DIRECTIONS: Set down the entries exactly. No line may differ from its source.

DATA SECTION below:

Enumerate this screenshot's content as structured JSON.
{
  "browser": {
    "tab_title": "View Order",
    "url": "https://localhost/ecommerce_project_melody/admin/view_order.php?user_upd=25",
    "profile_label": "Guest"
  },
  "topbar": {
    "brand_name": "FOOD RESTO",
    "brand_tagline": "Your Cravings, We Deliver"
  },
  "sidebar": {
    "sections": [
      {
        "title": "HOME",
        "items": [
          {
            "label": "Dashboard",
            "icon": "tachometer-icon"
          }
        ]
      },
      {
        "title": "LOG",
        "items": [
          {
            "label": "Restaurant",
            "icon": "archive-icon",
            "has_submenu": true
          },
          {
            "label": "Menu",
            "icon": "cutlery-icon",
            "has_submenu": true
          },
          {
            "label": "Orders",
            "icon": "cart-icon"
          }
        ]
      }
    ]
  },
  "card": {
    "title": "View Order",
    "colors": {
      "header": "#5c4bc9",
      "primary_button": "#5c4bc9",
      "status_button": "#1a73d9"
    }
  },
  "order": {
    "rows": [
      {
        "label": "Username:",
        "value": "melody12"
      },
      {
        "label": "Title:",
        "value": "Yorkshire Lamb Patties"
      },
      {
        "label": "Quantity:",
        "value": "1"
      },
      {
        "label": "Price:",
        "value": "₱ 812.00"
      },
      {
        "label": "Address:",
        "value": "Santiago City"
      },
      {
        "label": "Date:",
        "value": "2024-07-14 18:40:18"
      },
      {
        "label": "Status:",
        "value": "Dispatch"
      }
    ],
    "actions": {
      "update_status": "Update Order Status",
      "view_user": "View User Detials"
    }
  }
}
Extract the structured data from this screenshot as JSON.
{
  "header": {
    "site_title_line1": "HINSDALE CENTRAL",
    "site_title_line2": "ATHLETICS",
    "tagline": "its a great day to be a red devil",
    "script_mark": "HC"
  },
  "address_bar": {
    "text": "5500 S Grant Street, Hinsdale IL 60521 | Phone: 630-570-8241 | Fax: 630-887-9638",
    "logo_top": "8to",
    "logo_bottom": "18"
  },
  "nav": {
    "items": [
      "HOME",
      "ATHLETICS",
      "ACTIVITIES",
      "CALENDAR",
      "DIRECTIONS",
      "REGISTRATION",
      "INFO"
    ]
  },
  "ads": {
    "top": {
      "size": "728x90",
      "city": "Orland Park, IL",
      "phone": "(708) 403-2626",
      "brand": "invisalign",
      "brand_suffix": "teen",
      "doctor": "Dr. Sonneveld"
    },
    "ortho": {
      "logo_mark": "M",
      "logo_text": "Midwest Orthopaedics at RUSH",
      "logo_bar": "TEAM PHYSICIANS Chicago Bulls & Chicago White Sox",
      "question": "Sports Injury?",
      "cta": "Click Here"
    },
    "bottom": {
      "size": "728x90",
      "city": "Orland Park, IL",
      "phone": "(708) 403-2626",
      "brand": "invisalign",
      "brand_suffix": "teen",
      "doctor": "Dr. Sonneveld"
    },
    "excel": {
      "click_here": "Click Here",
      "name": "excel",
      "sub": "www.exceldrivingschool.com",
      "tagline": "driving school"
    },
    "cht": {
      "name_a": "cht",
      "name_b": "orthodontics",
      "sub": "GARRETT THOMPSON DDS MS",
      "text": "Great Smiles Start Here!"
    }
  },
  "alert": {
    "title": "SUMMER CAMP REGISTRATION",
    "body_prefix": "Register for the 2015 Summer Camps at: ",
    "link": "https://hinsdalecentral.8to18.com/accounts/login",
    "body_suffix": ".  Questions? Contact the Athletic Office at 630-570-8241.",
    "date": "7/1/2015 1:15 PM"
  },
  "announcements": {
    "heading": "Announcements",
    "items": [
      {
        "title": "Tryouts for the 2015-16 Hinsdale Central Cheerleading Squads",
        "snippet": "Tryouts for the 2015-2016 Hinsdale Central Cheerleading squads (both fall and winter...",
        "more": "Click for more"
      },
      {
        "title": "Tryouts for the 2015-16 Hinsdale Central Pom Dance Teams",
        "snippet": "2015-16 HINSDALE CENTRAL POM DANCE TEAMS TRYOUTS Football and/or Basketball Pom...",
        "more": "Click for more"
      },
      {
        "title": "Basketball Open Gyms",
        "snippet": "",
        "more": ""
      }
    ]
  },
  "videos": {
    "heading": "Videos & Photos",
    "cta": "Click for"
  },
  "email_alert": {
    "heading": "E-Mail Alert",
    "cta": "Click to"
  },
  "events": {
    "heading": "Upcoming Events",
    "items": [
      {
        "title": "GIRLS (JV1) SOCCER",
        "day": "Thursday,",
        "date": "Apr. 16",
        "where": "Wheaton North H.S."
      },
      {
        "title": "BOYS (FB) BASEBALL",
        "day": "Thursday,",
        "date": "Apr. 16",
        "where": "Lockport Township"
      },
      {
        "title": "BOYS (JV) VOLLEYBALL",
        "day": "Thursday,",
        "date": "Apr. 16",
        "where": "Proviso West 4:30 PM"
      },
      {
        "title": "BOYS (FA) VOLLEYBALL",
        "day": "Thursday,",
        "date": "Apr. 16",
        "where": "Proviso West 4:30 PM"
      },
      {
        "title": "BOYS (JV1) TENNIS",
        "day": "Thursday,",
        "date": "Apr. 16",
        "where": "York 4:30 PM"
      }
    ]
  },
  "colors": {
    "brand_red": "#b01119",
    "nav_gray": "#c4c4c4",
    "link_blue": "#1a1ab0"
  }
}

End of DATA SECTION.

SOLUTION TO THIS EXERCISE:
Enumerate this screenshot's content as structured JSON.
{
  "browser": {
    "tab_title": "View Order",
    "url": "https://localhost/ecommerce_project_melody/admin/view_order.php?user_upd=25",
    "profile_label": "Guest"
  },
  "topbar": {
    "brand_name": "FOOD RESTO",
    "brand_tagline": "Your Cravings, We Deliver"
  },
  "sidebar": {
    "sections": [
      {
        "title": "HOME",
        "items": [
          {
            "label": "Dashboard",
            "icon": "tachometer-icon"
          }
        ]
      },
      {
        "title": "LOG",
        "items": [
          {
            "label": "Restaurant",
            "icon": "archive-icon",
            "has_submenu": true
          },
          {
            "label": "Menu",
            "icon": "cutlery-icon",
            "has_submenu": true
          },
          {
            "label": "Orders",
            "icon": "cart-icon"
          }
        ]
      }
    ]
  },
  "card": {
    "title": "View Order",
    "colors": {
      "header": "#5c4bc9",
      "primary_button": "#5c4bc9",
      "status_button": "#1a73d9"
    }
  },
  "order": {
    "rows": [
      {
        "label": "Username:",
        "value": "melody12"
      },
      {
        "label": "Title:",
        "value": "Yorkshire Lamb Patties"
      },
      {
        "label": "Quantity:",
        "value": "1"
      },
      {
        "label": "Price:",
        "value": "₱ 812.00"
      },
      {
        "label": "Address:",
        "value": "Santiago City"
      },
      {
        "label": "Date:",
        "value": "2024-07-14 18:40:18"
      },
      {
        "label": "Status:",
        "value": "Dispatch"
      }
    ],
    "actions": {
      "update_status": "Update Order Status",
      "view_user": "View User Detials"
    }
  }
}
Extract the structured data from this screenshot as JSON.
{
  "header": {
    "site_title_line1": "HINSDALE CENTRAL",
    "site_title_line2": "ATHLETICS",
    "tagline": "its a great day to be a red devil",
    "script_mark": "HC"
  },
  "address_bar": {
    "text": "5500 S Grant Street, Hinsdale IL 60521 | Phone: 630-570-8241 | Fax: 630-887-9638",
    "logo_top": "8to",
    "logo_bottom": "18"
  },
  "nav": {
    "items": [
      "HOME",
      "ATHLETICS",
      "ACTIVITIES",
      "CALENDAR",
      "DIRECTIONS",
      "REGISTRATION",
      "INFO"
    ]
  },
  "ads": {
    "top": {
      "size": "728x90",
      "city": "Orland Park, IL",
      "phone": "(708) 403-2626",
      "brand": "invisalign",
      "brand_suffix": "teen",
      "doctor": "Dr. Sonneveld"
    },
    "ortho": {
      "logo_mark": "M",
      "logo_text": "Midwest Orthopaedics at RUSH",
      "logo_bar": "TEAM PHYSICIANS Chicago Bulls & Chicago White Sox",
      "question": "Sports Injury?",
      "cta": "Click Here"
    },
    "bottom": {
      "size": "728x90",
      "city": "Orland Park, IL",
      "phone": "(708) 403-2626",
      "brand": "invisalign",
      "brand_suffix": "teen",
      "doctor": "Dr. Sonneveld"
    },
    "excel": {
      "click_here": "Click Here",
      "name": "excel",
      "sub": "www.exceldrivingschool.com",
      "tagline": "driving school"
    },
    "cht": {
      "name_a": "cht",
      "name_b": "orthodontics",
      "sub": "GARRETT THOMPSON DDS MS",
      "text": "Great Smiles Start Here!"
    }
  },
  "alert": {
    "title": "SUMMER CAMP REGISTRATION",
    "body_prefix": "Register for the 2015 Summer Camps at: ",
    "link": "https://hinsdalecentral.8to18.com/accounts/login",
    "body_suffix": ".  Questions? Contact the Athletic Office at 630-570-8241.",
    "date": "7/1/2015 1:15 PM"
  },
  "announcements": {
    "heading": "Announcements",
    "items": [
      {
        "title": "Tryouts for the 2015-16 Hinsdale Central Cheerleading Squads",
        "snippet": "Tryouts for the 2015-2016 Hinsdale Central Cheerleading squads (both fall and winter...",
        "more": "Click for more"
      },
      {
        "title": "Tryouts for the 2015-16 Hinsdale Central Pom Dance Teams",
        "snippet": "2015-16 HINSDALE CENTRAL POM DANCE TEAMS TRYOUTS Football and/or Basketball Pom...",
        "more": "Click for more"
      },
      {
        "title": "Basketball Open Gyms",
        "snippet": "",
        "more": ""
      }
    ]
  },
  "videos": {
    "heading": "Videos & Photos",
    "cta": "Click for"
  },
  "email_alert": {
    "heading": "E-Mail Alert",
    "cta": "Click to"
  },
  "events": {
    "heading": "Upcoming Events",
    "items": [
      {
        "title": "GIRLS (JV1) SOCCER",
        "day": "Thursday,",
        "date": "Apr. 16",
        "where": "Wheaton North H.S."
      },
      {
        "title": "BOYS (FB) BASEBALL",
        "day": "Thursday,",
        "date": "Apr. 16",
        "where": "Lockport Township"
      },
      {
        "title": "BOYS (JV) VOLLEYBALL",
        "day": "Thursday,",
        "date": "Apr. 16",
        "where": "Proviso West 4:30 PM"
      },
      {
        "title": "BOYS (FA) VOLLEYBALL",
        "day": "Thursday,",
        "date": "Apr. 16",
        "where": "Proviso West 4:30 PM"
      },
      {
        "title": "BOYS (JV1) TENNIS",
        "day": "Thursday,",
        "date": "Apr. 16",
        "where": "York 4:30 PM"
      }
    ]
  },
  "colors": {
    "brand_red": "#b01119",
    "nav_gray": "#c4c4c4",
    "link_blue": "#1a1ab0"
  }
}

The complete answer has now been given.